— Action item —
Report each line of the records below that holds the word "frames".
───── Excerpted data ─────
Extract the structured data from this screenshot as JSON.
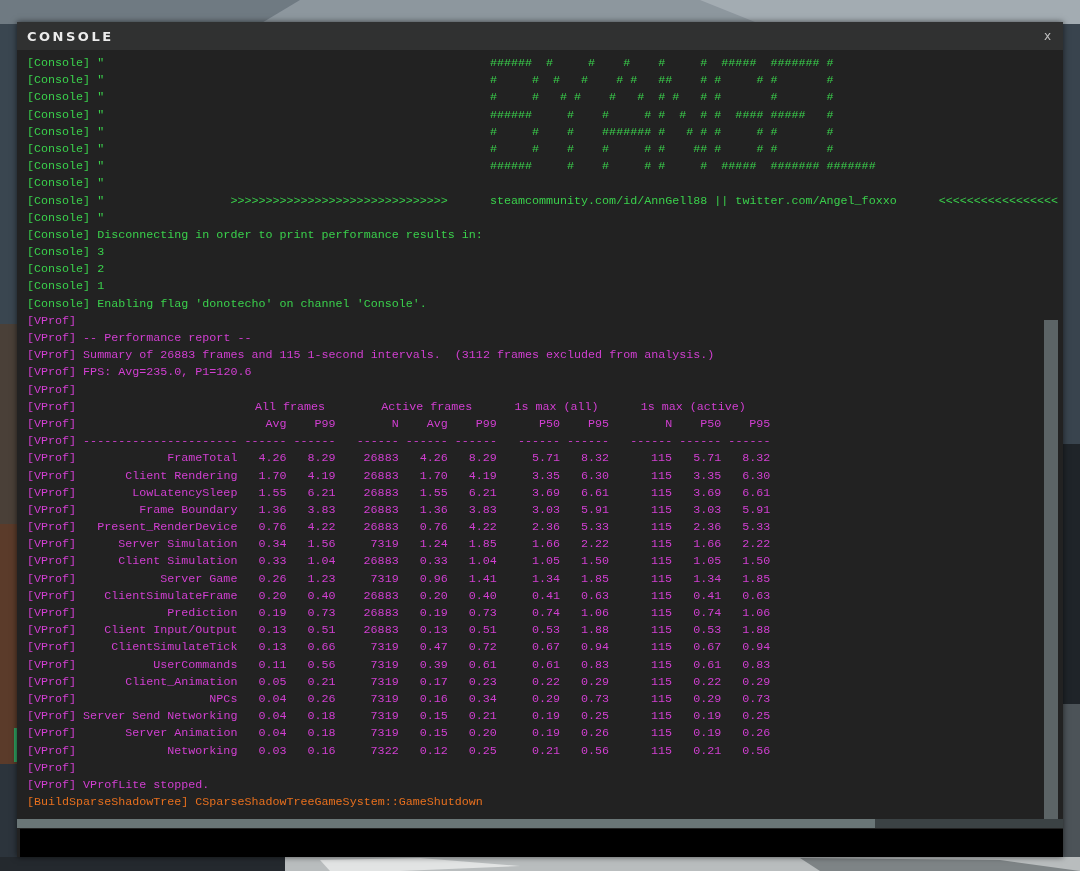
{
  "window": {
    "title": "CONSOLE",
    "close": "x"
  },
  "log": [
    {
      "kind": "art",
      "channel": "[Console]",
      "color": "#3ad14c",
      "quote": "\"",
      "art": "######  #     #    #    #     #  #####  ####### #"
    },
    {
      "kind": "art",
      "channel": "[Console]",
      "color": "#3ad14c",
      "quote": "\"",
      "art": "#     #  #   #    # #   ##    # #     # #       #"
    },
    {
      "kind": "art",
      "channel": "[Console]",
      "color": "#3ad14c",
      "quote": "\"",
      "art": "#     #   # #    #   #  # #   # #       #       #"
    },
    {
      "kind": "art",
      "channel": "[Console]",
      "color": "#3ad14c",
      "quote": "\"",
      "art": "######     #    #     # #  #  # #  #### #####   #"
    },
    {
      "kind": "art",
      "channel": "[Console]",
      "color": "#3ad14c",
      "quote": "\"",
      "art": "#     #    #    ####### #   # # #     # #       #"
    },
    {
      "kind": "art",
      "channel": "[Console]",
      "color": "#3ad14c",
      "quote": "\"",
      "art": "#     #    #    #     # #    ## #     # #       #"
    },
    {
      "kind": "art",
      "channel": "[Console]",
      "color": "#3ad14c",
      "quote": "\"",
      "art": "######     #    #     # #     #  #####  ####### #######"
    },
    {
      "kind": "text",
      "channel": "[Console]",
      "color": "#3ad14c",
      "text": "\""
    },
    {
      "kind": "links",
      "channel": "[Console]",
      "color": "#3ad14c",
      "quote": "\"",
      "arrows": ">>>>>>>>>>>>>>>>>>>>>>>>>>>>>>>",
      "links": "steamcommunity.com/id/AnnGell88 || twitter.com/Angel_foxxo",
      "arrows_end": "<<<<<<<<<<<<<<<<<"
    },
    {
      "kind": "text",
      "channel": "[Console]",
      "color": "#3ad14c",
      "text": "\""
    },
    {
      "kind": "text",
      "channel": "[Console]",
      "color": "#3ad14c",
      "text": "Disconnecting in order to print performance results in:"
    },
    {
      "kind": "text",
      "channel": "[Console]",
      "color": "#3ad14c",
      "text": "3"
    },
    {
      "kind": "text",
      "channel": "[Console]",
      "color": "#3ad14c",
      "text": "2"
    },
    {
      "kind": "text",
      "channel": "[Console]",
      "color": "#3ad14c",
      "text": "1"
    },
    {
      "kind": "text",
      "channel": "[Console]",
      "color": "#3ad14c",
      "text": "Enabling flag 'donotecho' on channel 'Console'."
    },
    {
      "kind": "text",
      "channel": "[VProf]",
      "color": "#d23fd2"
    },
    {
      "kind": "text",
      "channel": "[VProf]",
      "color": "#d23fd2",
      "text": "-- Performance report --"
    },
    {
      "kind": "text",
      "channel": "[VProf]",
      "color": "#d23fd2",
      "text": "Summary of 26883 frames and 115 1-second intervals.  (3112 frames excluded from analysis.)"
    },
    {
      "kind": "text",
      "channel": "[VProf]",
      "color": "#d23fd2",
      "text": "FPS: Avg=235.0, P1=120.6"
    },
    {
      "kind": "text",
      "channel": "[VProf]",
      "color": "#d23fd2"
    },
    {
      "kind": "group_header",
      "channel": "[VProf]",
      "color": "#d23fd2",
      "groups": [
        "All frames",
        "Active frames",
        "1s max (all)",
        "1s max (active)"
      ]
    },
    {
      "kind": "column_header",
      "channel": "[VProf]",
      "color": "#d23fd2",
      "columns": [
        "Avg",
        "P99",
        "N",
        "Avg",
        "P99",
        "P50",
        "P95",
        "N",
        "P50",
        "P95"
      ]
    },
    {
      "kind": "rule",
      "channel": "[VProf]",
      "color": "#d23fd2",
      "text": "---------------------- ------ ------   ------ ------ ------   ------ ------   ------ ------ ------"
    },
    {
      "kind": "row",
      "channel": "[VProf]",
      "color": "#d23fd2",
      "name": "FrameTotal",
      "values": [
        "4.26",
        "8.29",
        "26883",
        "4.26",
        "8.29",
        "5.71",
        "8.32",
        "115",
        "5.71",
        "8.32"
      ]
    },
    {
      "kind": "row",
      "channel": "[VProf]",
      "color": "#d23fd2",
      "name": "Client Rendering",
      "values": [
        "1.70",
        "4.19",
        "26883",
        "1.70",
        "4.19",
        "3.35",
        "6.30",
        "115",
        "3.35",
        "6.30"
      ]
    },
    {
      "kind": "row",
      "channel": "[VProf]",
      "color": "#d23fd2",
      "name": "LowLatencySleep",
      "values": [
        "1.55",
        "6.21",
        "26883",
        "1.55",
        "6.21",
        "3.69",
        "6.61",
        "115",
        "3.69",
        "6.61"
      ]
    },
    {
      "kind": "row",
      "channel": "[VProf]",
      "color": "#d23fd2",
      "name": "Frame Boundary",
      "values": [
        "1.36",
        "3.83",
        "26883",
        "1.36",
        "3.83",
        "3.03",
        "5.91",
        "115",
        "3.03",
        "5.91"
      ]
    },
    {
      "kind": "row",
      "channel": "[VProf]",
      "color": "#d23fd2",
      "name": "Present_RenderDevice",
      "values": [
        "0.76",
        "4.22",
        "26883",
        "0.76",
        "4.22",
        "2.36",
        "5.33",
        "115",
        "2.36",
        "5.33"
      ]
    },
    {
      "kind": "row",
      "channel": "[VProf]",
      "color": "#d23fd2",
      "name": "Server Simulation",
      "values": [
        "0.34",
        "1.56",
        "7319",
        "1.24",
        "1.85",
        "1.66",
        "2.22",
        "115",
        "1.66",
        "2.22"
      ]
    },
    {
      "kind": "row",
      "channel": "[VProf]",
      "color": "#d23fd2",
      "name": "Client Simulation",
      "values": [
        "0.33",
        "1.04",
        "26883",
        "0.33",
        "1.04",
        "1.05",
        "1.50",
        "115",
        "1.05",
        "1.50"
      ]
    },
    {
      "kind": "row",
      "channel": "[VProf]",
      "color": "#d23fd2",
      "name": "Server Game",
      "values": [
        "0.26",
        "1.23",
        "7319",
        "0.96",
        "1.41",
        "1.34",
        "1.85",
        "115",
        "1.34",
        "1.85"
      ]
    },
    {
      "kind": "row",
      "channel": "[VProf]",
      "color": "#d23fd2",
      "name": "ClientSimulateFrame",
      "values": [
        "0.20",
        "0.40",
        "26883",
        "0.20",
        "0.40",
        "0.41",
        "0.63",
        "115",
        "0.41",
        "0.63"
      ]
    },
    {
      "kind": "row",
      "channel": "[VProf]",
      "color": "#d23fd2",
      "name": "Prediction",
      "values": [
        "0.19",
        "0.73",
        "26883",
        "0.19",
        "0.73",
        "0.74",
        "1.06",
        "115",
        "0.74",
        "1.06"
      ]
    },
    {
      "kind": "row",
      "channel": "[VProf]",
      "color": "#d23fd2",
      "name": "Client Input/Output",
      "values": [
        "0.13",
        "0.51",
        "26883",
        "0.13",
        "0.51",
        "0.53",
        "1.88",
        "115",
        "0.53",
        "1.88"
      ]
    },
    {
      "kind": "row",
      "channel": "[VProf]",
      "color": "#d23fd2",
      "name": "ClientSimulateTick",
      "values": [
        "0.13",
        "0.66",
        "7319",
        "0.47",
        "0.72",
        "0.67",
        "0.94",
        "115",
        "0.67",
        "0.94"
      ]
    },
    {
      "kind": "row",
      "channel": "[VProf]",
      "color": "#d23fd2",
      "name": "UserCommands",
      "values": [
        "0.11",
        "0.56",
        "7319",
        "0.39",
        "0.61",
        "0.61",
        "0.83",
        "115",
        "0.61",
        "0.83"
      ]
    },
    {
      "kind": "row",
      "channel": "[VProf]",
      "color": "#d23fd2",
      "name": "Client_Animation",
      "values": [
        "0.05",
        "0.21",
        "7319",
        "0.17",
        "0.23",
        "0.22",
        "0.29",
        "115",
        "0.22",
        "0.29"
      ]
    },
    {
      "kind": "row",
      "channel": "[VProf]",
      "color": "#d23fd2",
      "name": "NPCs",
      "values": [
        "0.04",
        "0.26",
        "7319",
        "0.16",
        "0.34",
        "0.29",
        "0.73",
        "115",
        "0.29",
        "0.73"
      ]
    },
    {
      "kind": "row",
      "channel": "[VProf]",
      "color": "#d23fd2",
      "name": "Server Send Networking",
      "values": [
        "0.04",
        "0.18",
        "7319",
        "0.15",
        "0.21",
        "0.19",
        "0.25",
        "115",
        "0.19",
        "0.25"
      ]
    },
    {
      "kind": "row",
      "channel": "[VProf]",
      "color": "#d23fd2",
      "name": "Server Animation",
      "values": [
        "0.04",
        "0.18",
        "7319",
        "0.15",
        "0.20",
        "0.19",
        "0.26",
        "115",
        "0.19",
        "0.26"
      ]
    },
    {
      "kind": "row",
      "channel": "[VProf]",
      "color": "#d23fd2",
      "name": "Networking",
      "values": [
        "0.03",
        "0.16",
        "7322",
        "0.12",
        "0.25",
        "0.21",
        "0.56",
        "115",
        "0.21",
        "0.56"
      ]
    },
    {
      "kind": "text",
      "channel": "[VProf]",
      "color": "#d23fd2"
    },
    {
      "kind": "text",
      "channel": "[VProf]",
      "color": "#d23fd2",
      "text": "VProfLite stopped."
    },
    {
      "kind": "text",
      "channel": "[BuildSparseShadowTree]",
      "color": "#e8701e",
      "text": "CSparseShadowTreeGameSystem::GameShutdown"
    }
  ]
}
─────
— Response below —
      "text": "Summary of 26883 frames and 115 1-second intervals.  (3112 frames excluded from analysis.)"
        "All frames",
        "Active frames",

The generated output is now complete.